Sexual Mutilations

A Human Tragedy

  • George C. Denniston
  • Marilyn Fayre Milos

Table of contents

  1. Front Matter
    Pages i-xiv
  2. Sami A. Aldeeb Abu-Sahlieh
    Pages 41-62
  3. Didier Diers, Xavier Valla
    Pages 63-66
  4. Mervyn M. Lander
    Pages 77-83
  5. George C. Denniston
    Pages 103-109
  6. Michel Odent
    Pages 121-124
  7. Berhane Ras-Work
    Pages 137-152
  8. Pia Grassivaro Gallo, Franco Viviani, M. Livio, R. Corsaro, F. De Cordova, G. Fortunato et al.
    Pages 153-157
  9. Christa Müller
    Pages 159-162
  10. Miriam Pollack
    Pages 163-173
  11. Jenny Goodman
    Pages 175-178
  12. Jeannine Parvati Baker
    Pages 179-183
  13. Mary Conant, Betty Katz Sperlich
    Pages 185-188
  14. George Williams
    Pages 189-195
  15. Zenas Baer
    Pages 197-203
  16. J. Steven Svoboda
    Pages 205-215
  17. Back Matter
    Pages 221-237

About this book


Sexual mutilation is a global problem that affects 15. 3 million children and young adults annually. In terms of gender, 13. 3 million boys and 2 million girls are involuntarily subjected to sexual mutilation every year. While it is tempting to quantify and compare the amount of tissue removed from either gender, no ethical justification can be made for removing any amount of flesh from the body of another person. The violation of human rights implicit in sexual mutilation is identical for any gender. The violation occurs with the first cut into another person 's body. Although mutilation is a strong term, it precisely and accurately describes a condi­ tion denoting "any disfigurement or injury by removal or destruction of any conspicuous or essential part of the body. " While such terms as "circumcision" and "genital cutting" are less threatening to our sensitivities, they ultimately do a disservice by masking the fact of what is actually being done to babies and children. Although the courageous example of the survivors of sexual mutilation indicates that humans can certainly live and even re­ produce without all of their external sexualorgans, this biological phenomenon does not, however, justify subjecting a person to sexual mutilation. The remarkable resilience of the human body is a testament to the importance nature places on reproduction rather than a vindication for surgical practices that compromise this function.

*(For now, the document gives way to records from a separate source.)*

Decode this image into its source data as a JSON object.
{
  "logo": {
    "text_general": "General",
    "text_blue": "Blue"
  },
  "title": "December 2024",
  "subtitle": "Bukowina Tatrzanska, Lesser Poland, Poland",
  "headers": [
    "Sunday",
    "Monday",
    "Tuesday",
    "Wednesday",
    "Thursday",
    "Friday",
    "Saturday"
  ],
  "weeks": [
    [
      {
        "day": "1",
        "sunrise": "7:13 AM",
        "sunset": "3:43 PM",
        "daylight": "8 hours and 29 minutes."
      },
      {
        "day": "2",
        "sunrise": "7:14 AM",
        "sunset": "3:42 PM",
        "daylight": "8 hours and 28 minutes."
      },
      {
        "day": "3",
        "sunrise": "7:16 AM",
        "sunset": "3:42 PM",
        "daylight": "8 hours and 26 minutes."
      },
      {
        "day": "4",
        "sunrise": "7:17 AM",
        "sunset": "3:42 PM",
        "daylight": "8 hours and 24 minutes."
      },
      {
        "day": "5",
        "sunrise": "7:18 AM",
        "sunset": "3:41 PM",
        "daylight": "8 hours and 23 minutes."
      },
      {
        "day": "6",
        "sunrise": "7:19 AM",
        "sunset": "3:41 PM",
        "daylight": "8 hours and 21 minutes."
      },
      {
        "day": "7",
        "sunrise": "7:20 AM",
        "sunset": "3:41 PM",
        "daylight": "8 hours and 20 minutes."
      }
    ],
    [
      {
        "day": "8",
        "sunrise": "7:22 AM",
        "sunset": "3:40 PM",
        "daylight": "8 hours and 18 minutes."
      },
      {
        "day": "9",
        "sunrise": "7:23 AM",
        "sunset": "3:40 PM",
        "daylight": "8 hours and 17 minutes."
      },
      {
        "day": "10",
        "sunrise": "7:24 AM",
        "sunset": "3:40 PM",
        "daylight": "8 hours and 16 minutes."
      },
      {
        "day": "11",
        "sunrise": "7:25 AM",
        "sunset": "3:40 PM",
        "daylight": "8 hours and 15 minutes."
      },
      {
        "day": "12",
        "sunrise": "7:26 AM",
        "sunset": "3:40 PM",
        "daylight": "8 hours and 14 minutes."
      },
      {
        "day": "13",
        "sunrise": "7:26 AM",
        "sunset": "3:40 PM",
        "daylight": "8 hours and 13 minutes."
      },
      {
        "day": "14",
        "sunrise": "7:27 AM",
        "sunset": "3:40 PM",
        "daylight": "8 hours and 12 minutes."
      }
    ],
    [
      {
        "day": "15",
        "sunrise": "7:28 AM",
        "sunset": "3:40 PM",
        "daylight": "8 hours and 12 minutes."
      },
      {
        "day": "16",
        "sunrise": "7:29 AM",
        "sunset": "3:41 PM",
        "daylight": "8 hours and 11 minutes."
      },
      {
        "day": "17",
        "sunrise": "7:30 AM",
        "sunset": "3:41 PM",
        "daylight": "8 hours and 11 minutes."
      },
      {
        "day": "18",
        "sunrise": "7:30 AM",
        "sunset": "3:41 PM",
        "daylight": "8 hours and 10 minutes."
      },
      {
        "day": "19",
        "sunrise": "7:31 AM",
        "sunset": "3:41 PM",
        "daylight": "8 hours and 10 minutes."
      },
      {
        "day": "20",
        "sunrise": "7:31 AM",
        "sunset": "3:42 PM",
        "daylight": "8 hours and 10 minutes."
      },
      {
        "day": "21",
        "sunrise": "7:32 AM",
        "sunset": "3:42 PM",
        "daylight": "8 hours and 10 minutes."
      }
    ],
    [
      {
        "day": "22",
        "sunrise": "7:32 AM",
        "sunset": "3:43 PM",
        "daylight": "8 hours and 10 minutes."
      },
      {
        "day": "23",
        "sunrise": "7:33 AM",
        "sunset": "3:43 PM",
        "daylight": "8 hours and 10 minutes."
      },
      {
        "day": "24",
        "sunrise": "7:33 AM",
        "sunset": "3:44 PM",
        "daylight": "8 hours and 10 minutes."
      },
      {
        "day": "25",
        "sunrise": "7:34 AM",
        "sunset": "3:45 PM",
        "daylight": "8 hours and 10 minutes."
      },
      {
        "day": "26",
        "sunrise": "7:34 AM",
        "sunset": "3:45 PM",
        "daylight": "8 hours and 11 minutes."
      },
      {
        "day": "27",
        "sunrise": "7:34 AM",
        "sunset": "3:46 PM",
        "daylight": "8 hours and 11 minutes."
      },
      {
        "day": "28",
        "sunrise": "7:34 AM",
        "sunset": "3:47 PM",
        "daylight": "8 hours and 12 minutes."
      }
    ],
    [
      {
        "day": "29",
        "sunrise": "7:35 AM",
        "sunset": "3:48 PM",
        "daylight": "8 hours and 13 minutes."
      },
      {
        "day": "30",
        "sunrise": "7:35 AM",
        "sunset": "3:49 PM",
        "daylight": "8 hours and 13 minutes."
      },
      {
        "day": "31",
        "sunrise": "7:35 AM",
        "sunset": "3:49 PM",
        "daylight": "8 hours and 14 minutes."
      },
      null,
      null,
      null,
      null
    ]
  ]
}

Affect children gender girls human rights medicine nature production psychology reproduction resilience service state tissue

Editors and affiliations

  • George C. Denniston
    • 1
  • Marilyn Fayre Milos
    • 2
  1. 1.University of WashingtonSeattle, WashingtonUSA
  2. 2.Information Resource CentersNational Organization of CircumcisionSan AnselmoUSA

Bibliographic information